 John was in two different places at the same time—-and so can you be.   You can always be with God, no matter what your life’s circumstances may be.  

  Think about it!  

 

             

 

Seeing God in our Mirror

Look at yourself in your mirror?    Do you see God there?   You are made in the image of God.   That’s God you see!!   But you say, “That’s not God, it is just meThe same old me with warts and all.   I have all these problems and faults and bad habits, and on top of it I’m having a bad hair day.  Just last night I went on a hateful tirade about politicians!    I swear at times!   I am critical and analytic  and unloving and scared and  weak willed and fat—-and how can you say that you see God in me?”

True—-all of the above are faults and problems most of us exhibit at one time or another and that’s just a few of the many—but there is one thing that we are forgetting!!  That is that God, with unconditional love for us as his children, has forgiven us and we can thus stand before our mirrors and see God in ourselves.   It’s not because we have done anything to merit this—-it is due to God’s grace and love for us.

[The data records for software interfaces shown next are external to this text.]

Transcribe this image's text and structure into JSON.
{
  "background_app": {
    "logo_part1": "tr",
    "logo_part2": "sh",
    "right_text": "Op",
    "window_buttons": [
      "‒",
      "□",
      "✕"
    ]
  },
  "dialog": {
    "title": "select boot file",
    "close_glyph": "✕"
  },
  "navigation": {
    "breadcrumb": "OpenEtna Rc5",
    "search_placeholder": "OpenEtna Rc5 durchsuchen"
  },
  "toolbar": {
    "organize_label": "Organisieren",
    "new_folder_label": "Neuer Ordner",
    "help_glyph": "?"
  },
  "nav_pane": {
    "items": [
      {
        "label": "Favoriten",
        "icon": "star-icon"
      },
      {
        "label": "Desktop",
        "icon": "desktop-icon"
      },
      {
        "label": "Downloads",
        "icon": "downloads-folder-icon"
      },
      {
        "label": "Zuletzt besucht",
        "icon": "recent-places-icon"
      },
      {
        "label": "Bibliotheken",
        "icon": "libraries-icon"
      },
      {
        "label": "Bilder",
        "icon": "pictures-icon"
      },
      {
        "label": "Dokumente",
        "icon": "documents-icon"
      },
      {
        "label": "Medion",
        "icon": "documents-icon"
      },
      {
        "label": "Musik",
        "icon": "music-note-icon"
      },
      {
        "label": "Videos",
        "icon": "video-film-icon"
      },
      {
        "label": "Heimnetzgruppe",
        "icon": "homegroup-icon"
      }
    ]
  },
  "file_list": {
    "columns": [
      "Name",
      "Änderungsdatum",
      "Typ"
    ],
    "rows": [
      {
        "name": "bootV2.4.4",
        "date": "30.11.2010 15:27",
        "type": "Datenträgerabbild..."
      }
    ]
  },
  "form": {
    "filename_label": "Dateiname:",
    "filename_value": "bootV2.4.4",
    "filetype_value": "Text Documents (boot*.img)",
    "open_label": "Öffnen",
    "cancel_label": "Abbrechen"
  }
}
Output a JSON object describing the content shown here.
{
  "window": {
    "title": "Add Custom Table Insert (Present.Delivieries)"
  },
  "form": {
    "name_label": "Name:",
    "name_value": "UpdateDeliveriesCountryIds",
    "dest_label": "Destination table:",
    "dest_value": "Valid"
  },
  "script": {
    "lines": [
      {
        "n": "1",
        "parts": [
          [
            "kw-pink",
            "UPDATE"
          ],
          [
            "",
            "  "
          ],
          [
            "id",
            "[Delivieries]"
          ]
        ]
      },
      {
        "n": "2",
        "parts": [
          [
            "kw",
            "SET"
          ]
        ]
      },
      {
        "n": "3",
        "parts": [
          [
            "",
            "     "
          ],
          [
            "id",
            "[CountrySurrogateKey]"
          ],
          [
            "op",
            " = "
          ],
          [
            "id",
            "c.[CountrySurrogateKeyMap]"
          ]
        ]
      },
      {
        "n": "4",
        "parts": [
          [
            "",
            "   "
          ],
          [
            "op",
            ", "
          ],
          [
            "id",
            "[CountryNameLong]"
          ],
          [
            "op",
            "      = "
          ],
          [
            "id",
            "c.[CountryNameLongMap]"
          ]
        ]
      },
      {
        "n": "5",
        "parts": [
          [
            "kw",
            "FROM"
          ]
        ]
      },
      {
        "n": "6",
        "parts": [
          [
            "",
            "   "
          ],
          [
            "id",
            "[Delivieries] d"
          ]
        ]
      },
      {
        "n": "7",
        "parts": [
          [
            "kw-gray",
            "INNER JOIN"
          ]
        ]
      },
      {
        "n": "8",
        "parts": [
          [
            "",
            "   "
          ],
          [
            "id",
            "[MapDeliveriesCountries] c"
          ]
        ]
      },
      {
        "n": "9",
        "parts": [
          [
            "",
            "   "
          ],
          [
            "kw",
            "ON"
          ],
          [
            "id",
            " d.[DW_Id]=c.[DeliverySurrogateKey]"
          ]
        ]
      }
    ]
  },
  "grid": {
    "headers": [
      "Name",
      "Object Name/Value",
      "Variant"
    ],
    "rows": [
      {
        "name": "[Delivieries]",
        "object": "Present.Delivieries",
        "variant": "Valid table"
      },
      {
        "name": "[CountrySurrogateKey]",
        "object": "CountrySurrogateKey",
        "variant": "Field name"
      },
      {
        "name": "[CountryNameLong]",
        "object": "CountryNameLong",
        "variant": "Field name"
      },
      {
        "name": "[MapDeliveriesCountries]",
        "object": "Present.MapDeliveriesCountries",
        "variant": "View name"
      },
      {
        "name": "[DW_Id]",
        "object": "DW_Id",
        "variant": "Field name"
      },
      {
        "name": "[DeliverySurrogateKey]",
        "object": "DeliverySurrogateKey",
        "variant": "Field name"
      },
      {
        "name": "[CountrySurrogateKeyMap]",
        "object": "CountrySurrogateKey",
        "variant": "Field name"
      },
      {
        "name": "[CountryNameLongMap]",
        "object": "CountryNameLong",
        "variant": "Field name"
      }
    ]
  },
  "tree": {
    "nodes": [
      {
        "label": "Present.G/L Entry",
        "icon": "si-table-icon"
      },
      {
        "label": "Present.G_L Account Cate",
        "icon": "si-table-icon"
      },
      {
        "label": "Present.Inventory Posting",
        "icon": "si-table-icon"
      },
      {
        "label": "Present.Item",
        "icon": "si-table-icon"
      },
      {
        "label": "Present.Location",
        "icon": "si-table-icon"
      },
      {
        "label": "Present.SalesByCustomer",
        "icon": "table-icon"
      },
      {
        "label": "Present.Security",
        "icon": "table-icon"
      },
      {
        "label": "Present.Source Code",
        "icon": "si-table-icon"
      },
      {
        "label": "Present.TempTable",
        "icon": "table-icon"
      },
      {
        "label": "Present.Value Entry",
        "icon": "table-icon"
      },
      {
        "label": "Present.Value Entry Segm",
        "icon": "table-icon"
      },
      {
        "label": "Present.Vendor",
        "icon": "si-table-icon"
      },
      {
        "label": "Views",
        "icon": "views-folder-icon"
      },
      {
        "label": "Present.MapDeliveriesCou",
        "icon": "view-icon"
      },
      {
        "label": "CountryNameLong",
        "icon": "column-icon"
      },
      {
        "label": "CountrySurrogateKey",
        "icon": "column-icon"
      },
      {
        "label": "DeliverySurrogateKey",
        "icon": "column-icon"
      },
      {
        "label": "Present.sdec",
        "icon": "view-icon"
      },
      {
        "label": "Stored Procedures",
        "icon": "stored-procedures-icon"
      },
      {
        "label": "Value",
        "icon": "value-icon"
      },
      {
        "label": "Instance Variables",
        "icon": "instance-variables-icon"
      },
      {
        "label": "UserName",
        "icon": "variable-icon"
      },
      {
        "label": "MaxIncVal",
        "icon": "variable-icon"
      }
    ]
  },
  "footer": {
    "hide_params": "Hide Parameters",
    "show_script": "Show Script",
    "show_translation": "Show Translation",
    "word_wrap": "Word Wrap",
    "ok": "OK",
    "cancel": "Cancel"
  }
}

Now look at a homeless person.   That person is also God’s child.   He is made in the image of God.   The mirror he looks in reflects God also!   Despite  the dirty clothes, the unwashed smell, the unshaven face and the unkempt hair.   As he wearily makes his way along the street with a backpack and a black plastic bag holding all of his worldly possession—- can you see God in this person?   He is the recipient of the same unconditional love  and forgiveness of God just as much as you are.    We are all in the same position—-loved and forgiven by God through no efforts or merit of our own.

So—who are  we to  judge this homeless person or to judge each other?   As Jesus said:   “Judge not, that you be not judged, for the same judgment that you give will be meted out to you.”  What wonderful things might happen in all of our lives if we could just manage to see God in all of the people around us—-and in ourselves!    Amen.